When Melissa suffered a series of losses, she became unable to manage the paper that flowed constantly into her life. Pictured above is her completely-covered dining room table; but the issue didn't stop at the edges of the table. The surrounding floor and her living room floor were eventually hidden by a sea of mail, flyers, and documents. She stopped having friends over, got rid of furniture, and lived in sadness and shame. With the passage of time and help from a good therapist, Melissa's cloud of depression began to lift and she was ready to live again. Enter the feeling of overwhelm and the question of "where do I start?"
If you can relate to Melissa's situation, our process might also help you:
Together we made a list of categories we'd find among the piles.
Melissa purchased plastic tubs and placed them around the perimeter of the living room; above every bin she taped a label for each of our categories (photos/ keepsakes, letter-writing supplies, important documents, shred, recycle, etc.)
We picked a starting spot and, one small pile at a time, moved methodically around the living room sorting the papers into their appropriate tub.
When the stacks on the living room floor were sorted, we moved next to the dining room floor and finally, the table.
With 95% of the paper sent to shredding/recycling, and the remaining sorted into categories, it was time to put systems in place to prevent future paper overload.
It's important to begin with a design to manage the daily inflow of mail and other paper. Melissa liked the desktop organizer below to corral office supplies, as well as incoming mail, bills to be paid, and other documents she'll reference on a very regular basis.
The final step in the process is sorting all the papers collected in each tub into appropriate sub-categories. Are you an "out of sight, out of mind" person? So is Melissa! The above filing cart allowed us to create an easy to maintain and visual system so she won't worry that important items will be "lost" in a traditional filing cabinet. The drawers provide a space for Melissa's stationary and other correspondence supplies.

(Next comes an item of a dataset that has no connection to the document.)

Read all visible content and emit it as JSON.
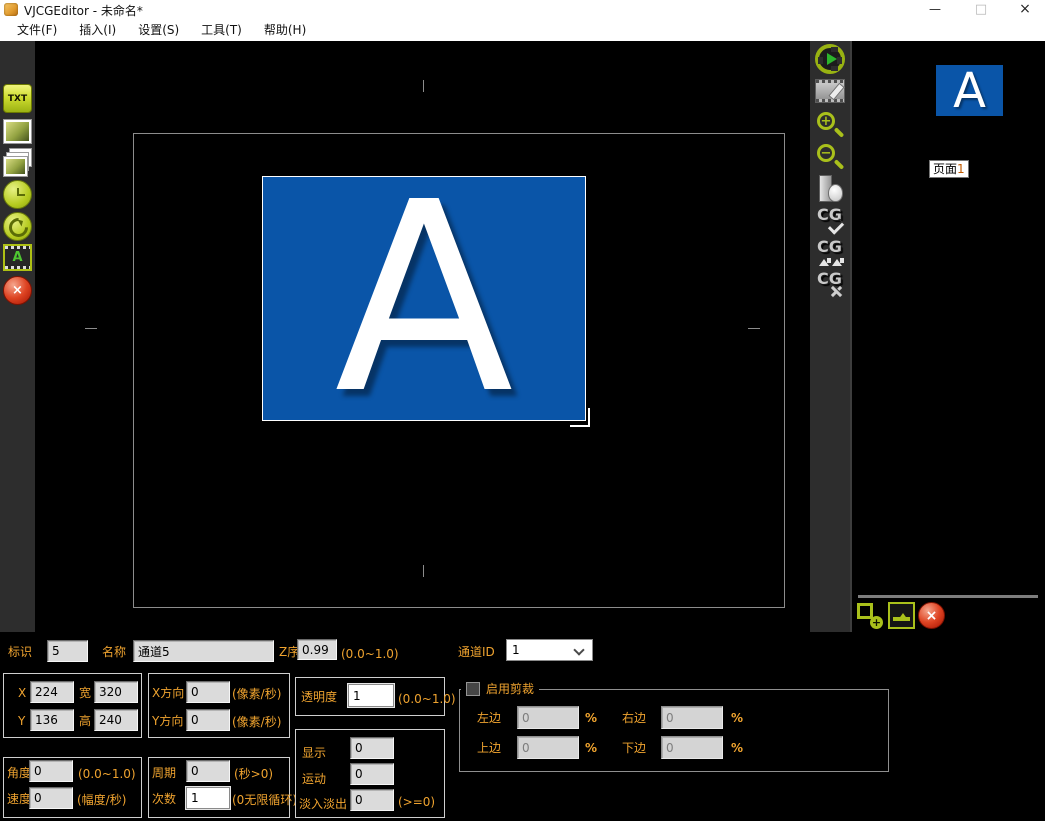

The dining room table will remain Melissa's main "home office" location. The desktop and wheeled file cart ensure portability, allowing everything to be handy on a daily basis, yet easy to move when guests are coming (without disturbing the system and creating a new mess!) daily basis, but easy to hide away when company is coming over.
The idea of crawling out from an avalanche of paper can feel paralyzing. It may take a long time, but slow forward progress is better than no forward progress. Follow these steps and reward yourself along the way. You CAN do it!
*Name changed to protect my client's privacy.